§ **Data excerpts**:
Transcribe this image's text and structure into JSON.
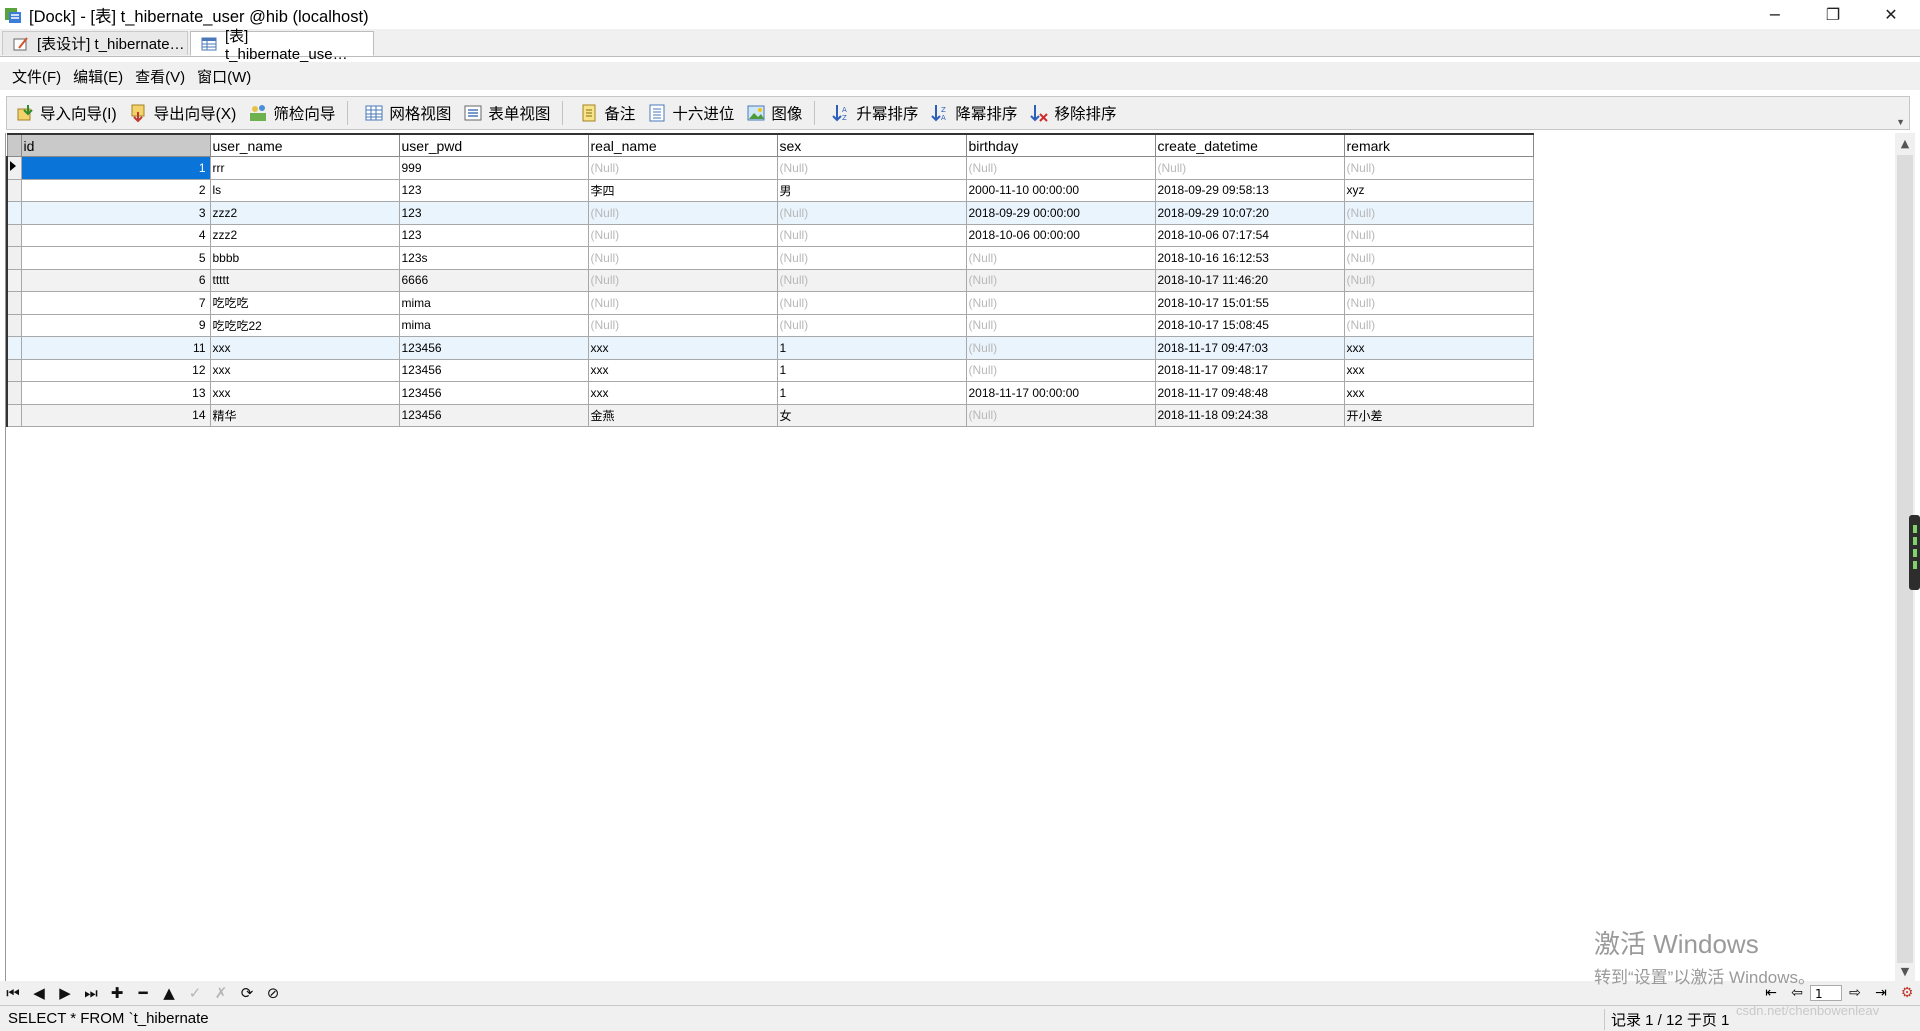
{
  "window": {
    "title": "[Dock] - [表] t_hibernate_user @hib (localhost)",
    "min": "−",
    "restore": "❐",
    "close": "✕"
  },
  "tabs": [
    {
      "label": "[表设计] t_hibernate…",
      "active": false
    },
    {
      "label": "[表] t_hibernate_use…",
      "active": true
    }
  ],
  "menu": [
    "文件(F)",
    "编辑(E)",
    "查看(V)",
    "窗口(W)"
  ],
  "toolbar": {
    "import": "导入向导(I)",
    "export": "导出向导(X)",
    "filter": "筛检向导",
    "grid_view": "网格视图",
    "form_view": "表单视图",
    "memo": "备注",
    "hex": "十六进位",
    "image": "图像",
    "sort_asc": "升幂排序",
    "sort_desc": "降幂排序",
    "sort_remove": "移除排序"
  },
  "grid": {
    "columns": [
      "id",
      "user_name",
      "user_pwd",
      "real_name",
      "sex",
      "birthday",
      "create_datetime",
      "remark"
    ],
    "null_text": "(Null)",
    "rows": [
      [
        "1",
        "rrr",
        "999",
        "(Null)",
        "(Null)",
        "(Null)",
        "(Null)",
        "(Null)"
      ],
      [
        "2",
        "ls",
        "123",
        "李四",
        "男",
        "2000-11-10 00:00:00",
        "2018-09-29 09:58:13",
        "xyz"
      ],
      [
        "3",
        "zzz2",
        "123",
        "(Null)",
        "(Null)",
        "2018-09-29 00:00:00",
        "2018-09-29 10:07:20",
        "(Null)"
      ],
      [
        "4",
        "zzz2",
        "123",
        "(Null)",
        "(Null)",
        "2018-10-06 00:00:00",
        "2018-10-06 07:17:54",
        "(Null)"
      ],
      [
        "5",
        "bbbb",
        "123s",
        "(Null)",
        "(Null)",
        "(Null)",
        "2018-10-16 16:12:53",
        "(Null)"
      ],
      [
        "6",
        "ttttt",
        "6666",
        "(Null)",
        "(Null)",
        "(Null)",
        "2018-10-17 11:46:20",
        "(Null)"
      ],
      [
        "7",
        "吃吃吃",
        "mima",
        "(Null)",
        "(Null)",
        "(Null)",
        "2018-10-17 15:01:55",
        "(Null)"
      ],
      [
        "9",
        "吃吃吃22",
        "mima",
        "(Null)",
        "(Null)",
        "(Null)",
        "2018-10-17 15:08:45",
        "(Null)"
      ],
      [
        "11",
        "xxx",
        "123456",
        "xxx",
        "1",
        "(Null)",
        "2018-11-17 09:47:03",
        "xxx"
      ],
      [
        "12",
        "xxx",
        "123456",
        "xxx",
        "1",
        "(Null)",
        "2018-11-17 09:48:17",
        "xxx"
      ],
      [
        "13",
        "xxx",
        "123456",
        "xxx",
        "1",
        "2018-11-17 00:00:00",
        "2018-11-17 09:48:48",
        "xxx"
      ],
      [
        "14",
        "精华",
        "123456",
        "金燕",
        "女",
        "(Null)",
        "2018-11-18 09:24:38",
        "开小差"
      ]
    ]
  },
  "navbar": [
    "⏮",
    "◀",
    "▶",
    "⏭",
    "✚",
    "━",
    "▲",
    "✓",
    "✗",
    "⟳",
    "⊘"
  ],
  "pager": {
    "first": "⇤",
    "prev": "⇦",
    "page": "1",
    "next": "⇨",
    "last": "⇥"
  },
  "status": {
    "sql": "SELECT * FROM `t_hibernate",
    "record": "记录 1 / 12 于页 1"
  },
  "watermark": {
    "line1": "激活 Windows",
    "line2": "转到“设置”以激活 Windows。"
  },
  "blogmark": "csdn.net/chenbowenleav"
}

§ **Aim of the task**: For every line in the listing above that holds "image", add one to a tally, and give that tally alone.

§ **Response for this exercise**: 2